The Publishers press an analogy between the Databases, on the one hand, and microfilm and microfiche, on the other. We find the analogy wanting. Microforms typically contain continuous photographic reproductions of a periodical in the medium of miniaturized film. Accordingly, articles appear on the microforms, writ very small, in precisely the position in which the articles appeared in the newspaper. The Times, for example, printed the beginning of Blakely's "Remembering Jane" Article on page 26 of the Magazine in the September 23, 1990, edition; the microfilm version of the Times reproduces that same Article on film in the very same position, within a film reproduction of the entire Magazine, in turn within a reproduction of the entire September 23, 1990, edition. True, the microfilm roll contains multiple editions, and the microfilm user can adjust the machine lens to focus only on the Article, to the exclusion of surrounding material. Nonetheless, the user first encounters the Article in context. In the Databases, by contrast, the Articles appear disconnected from their original context. In NEXIS and NYTO, the user sees the "Jane" Article apart even from the remainder of page 26. In GPO, the user sees the Article within the context of page 26, but clear of the context of page 25 or page 27, the rest of the Magazine, or the remainder of the day's newspaper. In short, unlike microforms, the Databases do not perceptibly reproduce articles as part of the collective work to which the author contributed or as part of any "revision" thereof.

The Eleventh Circuit, applying this language from Tasini, framed the question as "whether the original context of the collective work has been preserved in the revision." The court noted a Second Circuit decision after Tasini, Faulkner v. National Geographic Enterprises, Inc., that held the CNG was a privileged revision under § 201(c), and affirming a district court's grant of summary judgment on the issue. Based on the Supreme Court's decision in Tasini and the Second Circuit's decision in Faulkner, the court held that the portion of the CNG comprising the archived issues was a privileged revision.

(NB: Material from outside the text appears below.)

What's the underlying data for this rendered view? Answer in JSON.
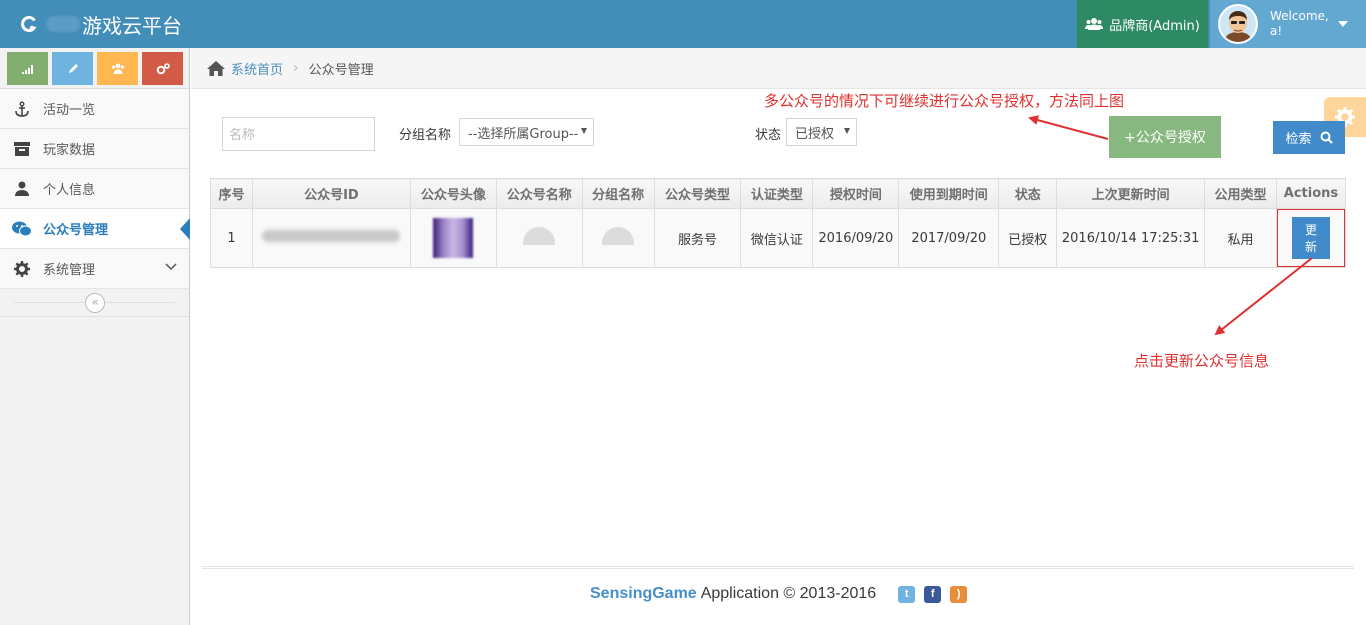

The introductory material, however, was another matter, as the ten covers were clearly used "out of context," and thus the privilege of § 201(c) did not apply. As a result, because the merits of the issue had not yet been reached (because of confusion regarding the court's mandate in the previous appeal), the court remanded this issue for determination by the district court.

To read the full decision in Greenburg v. Nat'l Geographic Soc'y, click here.

← Return to Filewrapper

Stay in Touch

Receive the latest news and updates from us and our attorneys.

Sign Up